Kamikaze Destroyer: USS Hugh W. Hadley (DD774) by Jeffrey R. Veesenmeyer Merriam Press, 2014, 320 pages
Aircraft from fast carrier task force (Vice Adm. M. A. Mitscher) bomb airfields on Kyushu, Japan. Army troops are landed on southeast coast of Panay, P. I., by naval task group (Rear Adm. A. D. Struble) under cover of cruiser and destroyer gunfire. United States naval vessels damaged: Carrier ENTERPRISE (CV-6), by horizontal bomber,off Kyushu, Japan, 30 d. 50'N., 133 d. 42'E. Carrier YORKTOWN (CV-10), by horizontal bomber, off Kyushu, Japan, 30 d. 40'N., 133 d. 49'E. Carrier INTREPID (CV-11), by suicide plane and accidentally by United States naval gunfire, off Kyushu, Japan, 30 d. 47'N., 133 d. 50'E.
Aircraft from fast carrier task force (Vice Adm. M. A. Mitscher) bomb airfields on Kyushu, and shipping at Kure and Kobe, Honshu, Japan. United States naval vessels damaged: Carrier ESSEX (CV-9), accidentally by United States naval gunfire, off Shikoku, Japan, 32 d. 10'N., 134 d. 20'E. Carrier FRANKLIN (CV-13), by horizontal bomber, off Kyushu, Japan, 32 d. 01'N., 133 d. 57'E. Carrier WASP (CV-18), by dive bomber, off Shikoku, Japan, 32 d. 16'N., 134 d. 05'E.
Marc Andrew "Pete" Mitscher (January 26, 1887 – February 3, 1947) was a pioneer in naval aviation who became an admiral in the United States Navy, and served as commander of the Fast Carrier Task Force in the Pacific during the latter half of World War II.

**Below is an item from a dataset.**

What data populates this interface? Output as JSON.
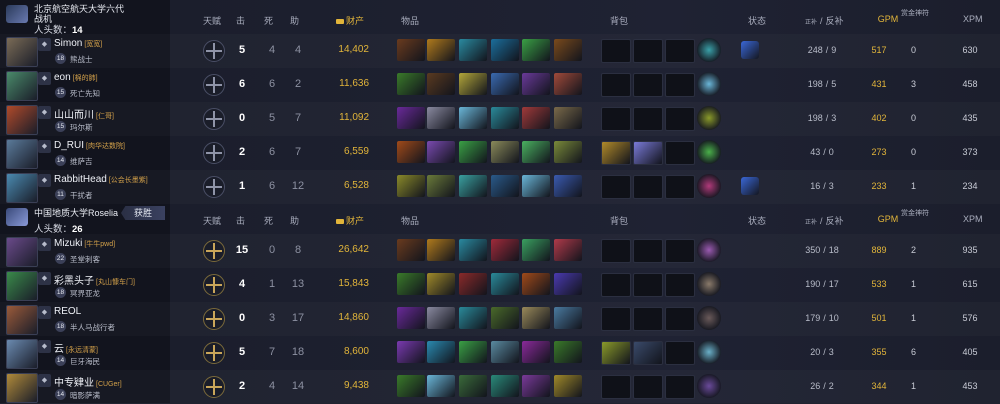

On 11 May 1945 Mitscher's flagship Bunker Hill was struck by kamikazes, knocking her out of the operation and causing much loss of life. Half of Mitscher's staff officers were killed or wounded, and Mitscher was forced to shift his command to Enterprise. Enterprise at that time was functioning as a "night carrier", launching and recovering her aircraft in the dark to protect the fleet against bomber and torpedo aircraft slipping in to attack the fleet in the relative safety of night. When Enterprise was struck by kamikaze attack as well, Mitscher had to transfer once more, this time to USS Randolph, the Essex-class aircraft carrier that had been damaged by a long-range kamikaze attack at Ulithi. Throughout this period Mitscher repeatedly led the fast carriers northward to attack airbases on the Japanese home islands. Commenting on Admiral Mitscher upon his return from the Okinawa campaign, said Admiral Nimitz "He is the most experienced and most able officer in the handling of fast carrier task forces who has yet been developed. It is doubtful if any officer has made more important contributions than he toward extinction of the enemy fleet.

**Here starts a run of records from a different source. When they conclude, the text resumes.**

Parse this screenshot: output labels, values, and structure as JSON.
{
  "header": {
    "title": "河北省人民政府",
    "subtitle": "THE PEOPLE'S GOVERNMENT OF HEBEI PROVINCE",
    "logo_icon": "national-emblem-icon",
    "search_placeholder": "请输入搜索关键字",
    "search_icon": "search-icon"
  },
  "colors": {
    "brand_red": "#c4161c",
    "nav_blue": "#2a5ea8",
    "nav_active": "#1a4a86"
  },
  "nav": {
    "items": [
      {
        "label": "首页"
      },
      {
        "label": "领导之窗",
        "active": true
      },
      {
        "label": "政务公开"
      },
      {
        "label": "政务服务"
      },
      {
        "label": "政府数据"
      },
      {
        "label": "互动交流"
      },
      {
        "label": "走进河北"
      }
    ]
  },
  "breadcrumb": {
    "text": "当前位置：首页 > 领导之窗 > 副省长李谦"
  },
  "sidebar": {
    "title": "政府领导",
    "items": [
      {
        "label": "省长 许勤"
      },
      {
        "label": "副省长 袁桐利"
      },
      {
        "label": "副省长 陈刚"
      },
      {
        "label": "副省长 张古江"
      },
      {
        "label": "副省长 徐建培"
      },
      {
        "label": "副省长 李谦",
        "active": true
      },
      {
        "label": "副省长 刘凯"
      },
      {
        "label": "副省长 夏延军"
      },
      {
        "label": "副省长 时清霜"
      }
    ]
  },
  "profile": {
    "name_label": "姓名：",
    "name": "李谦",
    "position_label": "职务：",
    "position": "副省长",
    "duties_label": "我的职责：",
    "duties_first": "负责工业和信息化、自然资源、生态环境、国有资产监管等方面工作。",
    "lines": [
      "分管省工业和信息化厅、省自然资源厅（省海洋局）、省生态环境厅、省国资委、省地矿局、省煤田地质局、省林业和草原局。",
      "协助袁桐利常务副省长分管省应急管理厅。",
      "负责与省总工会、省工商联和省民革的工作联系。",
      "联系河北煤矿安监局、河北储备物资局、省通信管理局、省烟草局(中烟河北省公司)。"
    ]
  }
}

At 0744 on 27 May 1945, BRAINE was attacked by Japanese "Val" suicide planes while on Picket Station No. 5 off Okinawa. One plane carrying a 550 pound bomb crashed into No. 2 handling room from ahead. The bomb detonated in wardroom. The bridge was seriously damaged and No. 2 handling room was ablaze. Almost simultaneously a second plane carrying a bomb crashed into sick bay. The bomb exploded in the uptake for No. 3 boiler. The after stack was blown clear of the ship and the superstructure from the galley to the torpedo workshop was demolished. Serious fire raged in sick bay. Sixty six were dead, 78 wounded.

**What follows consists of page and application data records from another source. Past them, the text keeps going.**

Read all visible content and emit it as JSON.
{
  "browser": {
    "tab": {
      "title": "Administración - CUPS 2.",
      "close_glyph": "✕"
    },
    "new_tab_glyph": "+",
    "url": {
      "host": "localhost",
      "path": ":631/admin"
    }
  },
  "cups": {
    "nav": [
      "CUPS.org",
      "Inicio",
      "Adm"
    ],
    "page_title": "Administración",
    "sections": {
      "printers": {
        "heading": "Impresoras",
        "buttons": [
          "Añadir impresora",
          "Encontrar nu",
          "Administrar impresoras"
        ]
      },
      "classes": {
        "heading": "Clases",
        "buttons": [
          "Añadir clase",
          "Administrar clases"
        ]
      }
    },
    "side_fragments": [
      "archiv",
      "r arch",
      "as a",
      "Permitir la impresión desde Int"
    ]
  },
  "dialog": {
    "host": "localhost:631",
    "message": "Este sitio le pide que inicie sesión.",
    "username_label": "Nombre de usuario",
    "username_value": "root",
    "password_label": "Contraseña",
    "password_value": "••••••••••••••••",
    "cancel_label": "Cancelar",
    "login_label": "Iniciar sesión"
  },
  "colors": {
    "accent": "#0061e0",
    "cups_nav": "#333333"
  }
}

The first step in preparing pilots was to pick the best men for the job. During the late 1930s, the Navy shifted from producing a small number of superb pilots to producing a larger number of excellent ones. Even with the slight slackening in the demands placed on Navy pilots, the bar for entry was kept high. All potential pilots had to complete at least two years of college, to prove their intelligence and provide them with a decent level of education. They had to be between 18 and 26 years old, ensuring young, healthy candidates with a long career potential. They also had to be unmarried.